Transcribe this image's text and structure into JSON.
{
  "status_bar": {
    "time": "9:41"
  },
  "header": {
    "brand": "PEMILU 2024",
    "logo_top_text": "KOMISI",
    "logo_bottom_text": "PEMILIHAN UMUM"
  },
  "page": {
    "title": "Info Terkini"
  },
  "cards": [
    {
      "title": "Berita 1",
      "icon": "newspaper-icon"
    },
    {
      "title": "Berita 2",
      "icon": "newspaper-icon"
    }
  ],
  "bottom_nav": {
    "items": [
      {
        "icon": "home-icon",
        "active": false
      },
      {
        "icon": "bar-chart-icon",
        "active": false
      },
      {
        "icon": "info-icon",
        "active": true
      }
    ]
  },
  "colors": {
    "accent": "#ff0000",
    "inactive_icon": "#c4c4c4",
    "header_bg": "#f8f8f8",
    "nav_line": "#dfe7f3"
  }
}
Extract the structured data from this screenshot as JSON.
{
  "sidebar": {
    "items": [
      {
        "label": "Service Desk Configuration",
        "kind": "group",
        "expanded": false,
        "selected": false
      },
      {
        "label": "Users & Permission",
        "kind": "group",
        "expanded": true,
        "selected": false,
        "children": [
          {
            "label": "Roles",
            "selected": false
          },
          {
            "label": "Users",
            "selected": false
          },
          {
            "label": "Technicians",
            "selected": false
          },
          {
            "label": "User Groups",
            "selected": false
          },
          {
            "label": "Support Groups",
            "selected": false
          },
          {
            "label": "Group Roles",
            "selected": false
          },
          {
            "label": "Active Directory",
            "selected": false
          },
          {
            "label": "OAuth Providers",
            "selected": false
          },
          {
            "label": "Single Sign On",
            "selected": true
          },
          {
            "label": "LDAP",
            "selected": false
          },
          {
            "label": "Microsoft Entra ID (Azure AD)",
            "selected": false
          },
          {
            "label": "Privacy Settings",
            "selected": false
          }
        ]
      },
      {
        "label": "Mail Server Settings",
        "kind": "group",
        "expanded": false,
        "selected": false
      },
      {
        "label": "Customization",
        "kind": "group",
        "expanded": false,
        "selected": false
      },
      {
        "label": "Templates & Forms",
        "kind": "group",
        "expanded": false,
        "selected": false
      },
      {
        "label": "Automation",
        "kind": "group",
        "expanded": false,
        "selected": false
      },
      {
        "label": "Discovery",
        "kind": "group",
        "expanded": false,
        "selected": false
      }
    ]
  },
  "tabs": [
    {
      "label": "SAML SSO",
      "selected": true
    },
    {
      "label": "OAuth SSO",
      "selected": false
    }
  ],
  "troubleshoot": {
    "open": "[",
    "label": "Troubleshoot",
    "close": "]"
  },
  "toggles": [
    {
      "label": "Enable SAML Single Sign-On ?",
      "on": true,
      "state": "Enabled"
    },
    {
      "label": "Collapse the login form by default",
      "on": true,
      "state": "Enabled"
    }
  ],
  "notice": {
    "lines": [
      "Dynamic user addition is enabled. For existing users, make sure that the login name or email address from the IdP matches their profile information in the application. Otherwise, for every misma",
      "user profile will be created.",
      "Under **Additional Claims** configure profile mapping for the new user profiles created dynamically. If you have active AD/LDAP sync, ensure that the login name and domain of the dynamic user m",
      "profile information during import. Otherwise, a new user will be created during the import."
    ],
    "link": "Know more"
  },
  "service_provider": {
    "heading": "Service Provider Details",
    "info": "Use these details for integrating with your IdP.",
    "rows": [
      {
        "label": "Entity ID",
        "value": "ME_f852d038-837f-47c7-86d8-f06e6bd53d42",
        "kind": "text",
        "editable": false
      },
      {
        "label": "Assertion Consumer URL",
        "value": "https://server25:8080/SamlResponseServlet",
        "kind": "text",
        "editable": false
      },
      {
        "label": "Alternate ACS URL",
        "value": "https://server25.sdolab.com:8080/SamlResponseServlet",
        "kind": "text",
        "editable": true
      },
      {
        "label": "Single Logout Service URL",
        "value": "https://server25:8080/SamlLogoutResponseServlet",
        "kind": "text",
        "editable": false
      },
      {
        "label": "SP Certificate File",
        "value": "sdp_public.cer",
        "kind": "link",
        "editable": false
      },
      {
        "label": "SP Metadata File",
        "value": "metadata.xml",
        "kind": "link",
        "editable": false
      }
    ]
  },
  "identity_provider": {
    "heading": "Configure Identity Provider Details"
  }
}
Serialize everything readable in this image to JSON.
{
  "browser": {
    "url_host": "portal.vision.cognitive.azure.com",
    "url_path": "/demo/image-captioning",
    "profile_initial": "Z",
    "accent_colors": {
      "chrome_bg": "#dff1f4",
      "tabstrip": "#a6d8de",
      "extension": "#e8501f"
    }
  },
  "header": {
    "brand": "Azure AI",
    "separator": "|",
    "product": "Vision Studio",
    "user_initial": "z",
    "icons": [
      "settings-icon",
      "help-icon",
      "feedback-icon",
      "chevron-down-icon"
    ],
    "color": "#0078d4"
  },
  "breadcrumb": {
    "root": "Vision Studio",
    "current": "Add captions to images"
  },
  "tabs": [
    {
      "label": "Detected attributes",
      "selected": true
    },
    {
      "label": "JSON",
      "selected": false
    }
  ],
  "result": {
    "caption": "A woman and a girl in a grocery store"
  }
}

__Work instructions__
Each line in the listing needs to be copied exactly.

__Solved exercise__
Transcribe this image's text and structure into JSON.
{
  "status_bar": {
    "time": "9:41"
  },
  "header": {
    "brand": "PEMILU 2024",
    "logo_top_text": "KOMISI",
    "logo_bottom_text": "PEMILIHAN UMUM"
  },
  "page": {
    "title": "Info Terkini"
  },
  "cards": [
    {
      "title": "Berita 1",
      "icon": "newspaper-icon"
    },
    {
      "title": "Berita 2",
      "icon": "newspaper-icon"
    }
  ],
  "bottom_nav": {
    "items": [
      {
        "icon": "home-icon",
        "active": false
      },
      {
        "icon": "bar-chart-icon",
        "active": false
      },
      {
        "icon": "info-icon",
        "active": true
      }
    ]
  },
  "colors": {
    "accent": "#ff0000",
    "inactive_icon": "#c4c4c4",
    "header_bg": "#f8f8f8",
    "nav_line": "#dfe7f3"
  }
}
Extract the structured data from this screenshot as JSON.
{
  "sidebar": {
    "items": [
      {
        "label": "Service Desk Configuration",
        "kind": "group",
        "expanded": false,
        "selected": false
      },
      {
        "label": "Users & Permission",
        "kind": "group",
        "expanded": true,
        "selected": false,
        "children": [
          {
            "label": "Roles",
            "selected": false
          },
          {
            "label": "Users",
            "selected": false
          },
          {
            "label": "Technicians",
            "selected": false
          },
          {
            "label": "User Groups",
            "selected": false
          },
          {
            "label": "Support Groups",
            "selected": false
          },
          {
            "label": "Group Roles",
            "selected": false
          },
          {
            "label": "Active Directory",
            "selected": false
          },
          {
            "label": "OAuth Providers",
            "selected": false
          },
          {
            "label": "Single Sign On",
            "selected": true
          },
          {
            "label": "LDAP",
            "selected": false
          },
          {
            "label": "Microsoft Entra ID (Azure AD)",
            "selected": false
          },
          {
            "label": "Privacy Settings",
            "selected": false
          }
        ]
      },
      {
        "label": "Mail Server Settings",
        "kind": "group",
        "expanded": false,
        "selected": false
      },
      {
        "label": "Customization",
        "kind": "group",
        "expanded": false,
        "selected": false
      },
      {
        "label": "Templates & Forms",
        "kind": "group",
        "expanded": false,
        "selected": false
      },
      {
        "label": "Automation",
        "kind": "group",
        "expanded": false,
        "selected": false
      },
      {
        "label": "Discovery",
        "kind": "group",
        "expanded": false,
        "selected": false
      }
    ]
  },
  "tabs": [
    {
      "label": "SAML SSO",
      "selected": true
    },
    {
      "label": "OAuth SSO",
      "selected": false
    }
  ],
  "troubleshoot": {
    "open": "[",
    "label": "Troubleshoot",
    "close": "]"
  },
  "toggles": [
    {
      "label": "Enable SAML Single Sign-On ?",
      "on": true,
      "state": "Enabled"
    },
    {
      "label": "Collapse the login form by default",
      "on": true,
      "state": "Enabled"
    }
  ],
  "notice": {
    "lines": [
      "Dynamic user addition is enabled. For existing users, make sure that the login name or email address from the IdP matches their profile information in the application. Otherwise, for every misma",
      "user profile will be created.",
      "Under **Additional Claims** configure profile mapping for the new user profiles created dynamically. If you have active AD/LDAP sync, ensure that the login name and domain of the dynamic user m",
      "profile information during import. Otherwise, a new user will be created during the import."
    ],
    "link": "Know more"
  },
  "service_provider": {
    "heading": "Service Provider Details",
    "info": "Use these details for integrating with your IdP.",
    "rows": [
      {
        "label": "Entity ID",
        "value": "ME_f852d038-837f-47c7-86d8-f06e6bd53d42",
        "kind": "text",
        "editable": false
      },
      {
        "label": "Assertion Consumer URL",
        "value": "https://server25:8080/SamlResponseServlet",
        "kind": "text",
        "editable": false
      },
      {
        "label": "Alternate ACS URL",
        "value": "https://server25.sdolab.com:8080/SamlResponseServlet",
        "kind": "text",
        "editable": true
      },
      {
        "label": "Single Logout Service URL",
        "value": "https://server25:8080/SamlLogoutResponseServlet",
        "kind": "text",
        "editable": false
      },
      {
        "label": "SP Certificate File",
        "value": "sdp_public.cer",
        "kind": "link",
        "editable": false
      },
      {
        "label": "SP Metadata File",
        "value": "metadata.xml",
        "kind": "link",
        "editable": false
      }
    ]
  },
  "identity_provider": {
    "heading": "Configure Identity Provider Details"
  }
}
Serialize everything readable in this image to JSON.
{
  "browser": {
    "url_host": "portal.vision.cognitive.azure.com",
    "url_path": "/demo/image-captioning",
    "profile_initial": "Z",
    "accent_colors": {
      "chrome_bg": "#dff1f4",
      "tabstrip": "#a6d8de",
      "extension": "#e8501f"
    }
  },
  "header": {
    "brand": "Azure AI",
    "separator": "|",
    "product": "Vision Studio",
    "user_initial": "z",
    "icons": [
      "settings-icon",
      "help-icon",
      "feedback-icon",
      "chevron-down-icon"
    ],
    "color": "#0078d4"
  },
  "breadcrumb": {
    "root": "Vision Studio",
    "current": "Add captions to images"
  },
  "tabs": [
    {
      "label": "Detected attributes",
      "selected": true
    },
    {
      "label": "JSON",
      "selected": false
    }
  ],
  "result": {
    "caption": "A woman and a girl in a grocery store"
  }
}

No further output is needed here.